In 2013, SIG completed a fire hazard and risk assessment for the entire Lake Tahoe Basin, with an analysis focused on potential fire behavior in Stream Environment Zones (SEZs) and the wildland urban interface (WUI).
To do this analysis, FAO-AF focused on five questions: 1) How did current anti-wildfire treatments in the Lake Tahoe Basin compare to treatments planned for the next decade; 2) How did fire affect WUI areas and SEZs historically; 3) Given the status of the WUI, SEZs, and fuel treatments at the time, what
was the potential for hazardous fires to incur (based on models of crown fire initiation and conditional burn probability) in the WUI and SEZ areas of the Lake Tahoe Basin; 4) How do WUI, SEZs, and fuel treatments differ between hardwood dominated riparian systems, or within annual or perennial systems at different reaches of the watershed; and 5) How would implementing the planned treatments change the potential for fire initiation and burn probability in the WUI and SEZs of the Lake Tahoe Basin?
The project covered all lands within the Lake Tahoe Basin Management Unit, which included a 231,285 acre LiDAR sample area. The general approach was to develop fire behavior and probability inputs within the Lake Tahoe Basin using LiDAR, WorldView-2 imagery and existing GIS layers.
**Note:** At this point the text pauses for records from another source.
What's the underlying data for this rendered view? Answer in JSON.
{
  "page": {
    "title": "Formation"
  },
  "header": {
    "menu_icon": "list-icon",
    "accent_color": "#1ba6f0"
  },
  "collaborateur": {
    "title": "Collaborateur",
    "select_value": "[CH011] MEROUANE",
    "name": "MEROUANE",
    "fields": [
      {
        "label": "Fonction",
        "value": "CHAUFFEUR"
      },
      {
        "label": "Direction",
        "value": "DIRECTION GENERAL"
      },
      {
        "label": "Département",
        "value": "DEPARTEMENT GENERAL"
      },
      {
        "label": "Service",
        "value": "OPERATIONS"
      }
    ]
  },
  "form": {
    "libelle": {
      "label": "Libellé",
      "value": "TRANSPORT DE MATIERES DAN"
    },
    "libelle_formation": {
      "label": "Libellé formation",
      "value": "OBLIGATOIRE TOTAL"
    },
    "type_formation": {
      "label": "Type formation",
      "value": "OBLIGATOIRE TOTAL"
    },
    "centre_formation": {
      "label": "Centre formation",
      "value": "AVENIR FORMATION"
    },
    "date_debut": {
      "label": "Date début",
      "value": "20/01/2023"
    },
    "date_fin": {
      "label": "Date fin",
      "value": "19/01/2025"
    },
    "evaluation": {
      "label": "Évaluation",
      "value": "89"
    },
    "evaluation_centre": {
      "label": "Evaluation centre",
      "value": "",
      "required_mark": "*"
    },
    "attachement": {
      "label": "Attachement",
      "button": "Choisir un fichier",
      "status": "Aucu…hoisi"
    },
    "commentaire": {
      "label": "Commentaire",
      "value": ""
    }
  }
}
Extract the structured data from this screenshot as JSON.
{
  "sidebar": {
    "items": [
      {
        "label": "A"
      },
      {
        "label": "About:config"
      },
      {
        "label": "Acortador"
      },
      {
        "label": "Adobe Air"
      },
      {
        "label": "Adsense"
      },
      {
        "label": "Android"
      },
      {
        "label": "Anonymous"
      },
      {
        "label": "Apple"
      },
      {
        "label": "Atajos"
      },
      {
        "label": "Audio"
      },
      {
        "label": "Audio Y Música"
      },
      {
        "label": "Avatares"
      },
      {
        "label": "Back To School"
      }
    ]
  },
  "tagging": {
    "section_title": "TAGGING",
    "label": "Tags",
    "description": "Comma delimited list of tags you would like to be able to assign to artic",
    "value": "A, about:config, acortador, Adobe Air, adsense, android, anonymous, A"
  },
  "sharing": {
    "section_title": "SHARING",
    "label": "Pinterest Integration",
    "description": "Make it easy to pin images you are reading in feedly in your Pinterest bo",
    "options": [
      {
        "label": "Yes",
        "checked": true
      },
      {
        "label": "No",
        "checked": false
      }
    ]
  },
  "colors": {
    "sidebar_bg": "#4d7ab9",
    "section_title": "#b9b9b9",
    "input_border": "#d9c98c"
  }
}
Findings showed that, as with much of the Sierra Nevada Range, fire was common in the Lake Tahoe Basin prior to the late 19th and early 20th centuries. In the latter half of the 20th century, fires were also relatively consistent in number per year, but vast majority of the fires were controlled before they grew to an acre or more in size, resulting to a near absence of fire on the landscape over this period of time. Existing current policies focused on fire exclusion, as well as the difficulties with doing large scale prescribed burning have essentially removed fire as an ecosystem process at a landscape scale from the Lake Tahoe Basin over the past nearly 100 years. However, areas that did receive fire treatments within the WUI, riparian vegetation, or outside of these areas consistently had a lower probability for passive or active fires; treatments more than 15 years old also had a lower potential for passive or active crown fire when compared with areas that were not treated at all. The report concluded that continued, incorporation of knowledge from fire managers and others with: local fire experience, WUI protection experience, skills in evacuation procedures, and understanding of local ecological conditions is critical to the continued long term planning and success of any fuel management strategy.